* **What you should do**
Read the listing and extract each line that includes the word "title".

+-------+

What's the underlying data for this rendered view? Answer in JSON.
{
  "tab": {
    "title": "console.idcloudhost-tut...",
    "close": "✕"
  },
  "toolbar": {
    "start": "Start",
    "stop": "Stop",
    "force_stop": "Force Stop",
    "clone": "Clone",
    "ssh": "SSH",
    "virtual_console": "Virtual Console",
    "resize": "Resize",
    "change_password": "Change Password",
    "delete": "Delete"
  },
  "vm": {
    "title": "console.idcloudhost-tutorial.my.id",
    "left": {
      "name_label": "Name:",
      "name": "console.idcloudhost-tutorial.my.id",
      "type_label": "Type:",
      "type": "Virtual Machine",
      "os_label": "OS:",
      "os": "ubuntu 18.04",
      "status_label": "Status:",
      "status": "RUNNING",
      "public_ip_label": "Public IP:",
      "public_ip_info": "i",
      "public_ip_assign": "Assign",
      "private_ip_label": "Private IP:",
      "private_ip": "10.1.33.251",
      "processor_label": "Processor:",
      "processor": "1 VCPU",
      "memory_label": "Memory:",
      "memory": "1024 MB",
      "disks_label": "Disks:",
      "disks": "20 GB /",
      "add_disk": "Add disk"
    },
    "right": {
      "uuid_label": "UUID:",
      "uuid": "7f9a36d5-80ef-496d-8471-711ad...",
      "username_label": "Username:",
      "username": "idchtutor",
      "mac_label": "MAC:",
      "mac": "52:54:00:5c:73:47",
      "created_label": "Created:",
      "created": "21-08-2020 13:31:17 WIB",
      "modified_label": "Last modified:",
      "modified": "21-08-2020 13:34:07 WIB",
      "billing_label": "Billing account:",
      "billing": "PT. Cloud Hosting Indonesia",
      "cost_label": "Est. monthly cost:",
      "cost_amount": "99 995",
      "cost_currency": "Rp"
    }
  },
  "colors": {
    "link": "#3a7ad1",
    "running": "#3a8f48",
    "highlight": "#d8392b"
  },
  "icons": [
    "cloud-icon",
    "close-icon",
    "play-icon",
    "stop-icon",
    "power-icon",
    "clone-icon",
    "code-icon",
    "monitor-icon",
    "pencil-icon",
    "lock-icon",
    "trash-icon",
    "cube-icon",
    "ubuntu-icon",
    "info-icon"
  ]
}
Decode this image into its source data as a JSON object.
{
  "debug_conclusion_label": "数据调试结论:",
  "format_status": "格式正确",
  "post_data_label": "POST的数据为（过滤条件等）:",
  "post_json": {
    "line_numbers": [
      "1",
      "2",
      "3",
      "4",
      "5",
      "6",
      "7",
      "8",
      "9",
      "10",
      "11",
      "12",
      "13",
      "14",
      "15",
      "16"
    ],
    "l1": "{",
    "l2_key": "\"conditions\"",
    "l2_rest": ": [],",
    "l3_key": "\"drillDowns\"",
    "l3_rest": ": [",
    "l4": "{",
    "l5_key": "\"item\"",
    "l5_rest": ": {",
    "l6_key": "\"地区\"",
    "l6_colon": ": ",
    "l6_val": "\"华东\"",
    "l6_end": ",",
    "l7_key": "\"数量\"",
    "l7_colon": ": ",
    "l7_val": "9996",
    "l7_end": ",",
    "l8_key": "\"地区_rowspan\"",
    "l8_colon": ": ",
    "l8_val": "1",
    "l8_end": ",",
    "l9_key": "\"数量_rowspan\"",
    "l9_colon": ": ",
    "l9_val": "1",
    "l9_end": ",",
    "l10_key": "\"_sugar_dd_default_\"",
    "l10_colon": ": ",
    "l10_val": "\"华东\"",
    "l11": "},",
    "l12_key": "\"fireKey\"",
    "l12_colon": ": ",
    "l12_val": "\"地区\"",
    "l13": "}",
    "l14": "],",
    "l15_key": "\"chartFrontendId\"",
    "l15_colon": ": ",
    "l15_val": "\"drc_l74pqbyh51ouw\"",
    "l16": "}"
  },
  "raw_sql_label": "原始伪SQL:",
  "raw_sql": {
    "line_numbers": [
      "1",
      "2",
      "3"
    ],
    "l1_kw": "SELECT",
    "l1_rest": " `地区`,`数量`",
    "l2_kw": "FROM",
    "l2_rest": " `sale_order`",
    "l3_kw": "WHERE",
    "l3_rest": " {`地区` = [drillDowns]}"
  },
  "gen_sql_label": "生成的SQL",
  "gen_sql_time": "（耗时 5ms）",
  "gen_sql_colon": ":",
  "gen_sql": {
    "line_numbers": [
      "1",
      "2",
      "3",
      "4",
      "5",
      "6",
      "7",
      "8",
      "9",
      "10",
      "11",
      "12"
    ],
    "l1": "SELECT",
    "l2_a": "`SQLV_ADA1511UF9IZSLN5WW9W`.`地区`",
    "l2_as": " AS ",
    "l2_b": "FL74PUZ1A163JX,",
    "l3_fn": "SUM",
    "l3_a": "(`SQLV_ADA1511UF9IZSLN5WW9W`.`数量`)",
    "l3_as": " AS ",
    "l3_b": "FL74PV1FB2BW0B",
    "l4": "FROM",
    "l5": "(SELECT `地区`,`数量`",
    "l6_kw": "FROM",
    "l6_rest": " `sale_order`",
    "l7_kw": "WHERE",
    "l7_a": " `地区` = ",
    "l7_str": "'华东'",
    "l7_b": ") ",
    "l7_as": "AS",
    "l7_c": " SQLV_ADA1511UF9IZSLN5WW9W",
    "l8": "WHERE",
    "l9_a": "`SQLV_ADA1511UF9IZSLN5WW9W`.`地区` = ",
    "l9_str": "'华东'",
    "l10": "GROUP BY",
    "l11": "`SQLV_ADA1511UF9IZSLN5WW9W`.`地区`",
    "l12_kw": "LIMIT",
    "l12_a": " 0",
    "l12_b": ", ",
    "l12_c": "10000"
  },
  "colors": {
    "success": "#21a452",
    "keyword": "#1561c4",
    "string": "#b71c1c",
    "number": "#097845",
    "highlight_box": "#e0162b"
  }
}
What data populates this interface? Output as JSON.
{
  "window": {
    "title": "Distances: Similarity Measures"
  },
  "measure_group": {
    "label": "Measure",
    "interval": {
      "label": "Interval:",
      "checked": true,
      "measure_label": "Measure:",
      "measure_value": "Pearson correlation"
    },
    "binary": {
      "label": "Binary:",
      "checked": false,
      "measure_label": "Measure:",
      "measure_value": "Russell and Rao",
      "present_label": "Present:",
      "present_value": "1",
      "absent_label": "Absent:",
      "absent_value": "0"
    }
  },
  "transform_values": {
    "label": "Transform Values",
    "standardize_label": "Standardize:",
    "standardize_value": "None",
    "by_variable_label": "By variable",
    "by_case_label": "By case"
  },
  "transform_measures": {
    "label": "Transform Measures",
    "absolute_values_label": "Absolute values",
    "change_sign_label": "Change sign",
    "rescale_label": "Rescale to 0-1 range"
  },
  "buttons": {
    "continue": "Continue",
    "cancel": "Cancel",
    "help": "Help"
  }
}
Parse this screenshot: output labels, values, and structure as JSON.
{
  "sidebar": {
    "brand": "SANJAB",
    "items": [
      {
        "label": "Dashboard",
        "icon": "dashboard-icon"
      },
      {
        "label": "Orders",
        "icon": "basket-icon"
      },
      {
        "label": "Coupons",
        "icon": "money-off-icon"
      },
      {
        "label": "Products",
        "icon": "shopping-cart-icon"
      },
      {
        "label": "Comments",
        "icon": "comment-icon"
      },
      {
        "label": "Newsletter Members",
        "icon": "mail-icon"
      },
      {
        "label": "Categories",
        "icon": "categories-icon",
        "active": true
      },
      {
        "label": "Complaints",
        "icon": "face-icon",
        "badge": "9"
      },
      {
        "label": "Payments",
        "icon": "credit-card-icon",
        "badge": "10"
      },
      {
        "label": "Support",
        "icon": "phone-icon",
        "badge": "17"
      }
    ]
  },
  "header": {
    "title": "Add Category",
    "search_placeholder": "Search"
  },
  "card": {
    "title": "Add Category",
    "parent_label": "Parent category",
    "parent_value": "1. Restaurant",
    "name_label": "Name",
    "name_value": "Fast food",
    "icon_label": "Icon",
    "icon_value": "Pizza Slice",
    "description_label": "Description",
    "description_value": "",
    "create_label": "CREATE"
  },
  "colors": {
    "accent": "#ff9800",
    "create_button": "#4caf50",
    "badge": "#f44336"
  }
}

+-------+

* **Written solution**
    "title": "console.idcloudhost-tut...",
    "title": "console.idcloudhost-tutorial.my.id",
    "title": "Distances: Similarity Measures"
    "title": "Add Category",
    "title": "Add Category",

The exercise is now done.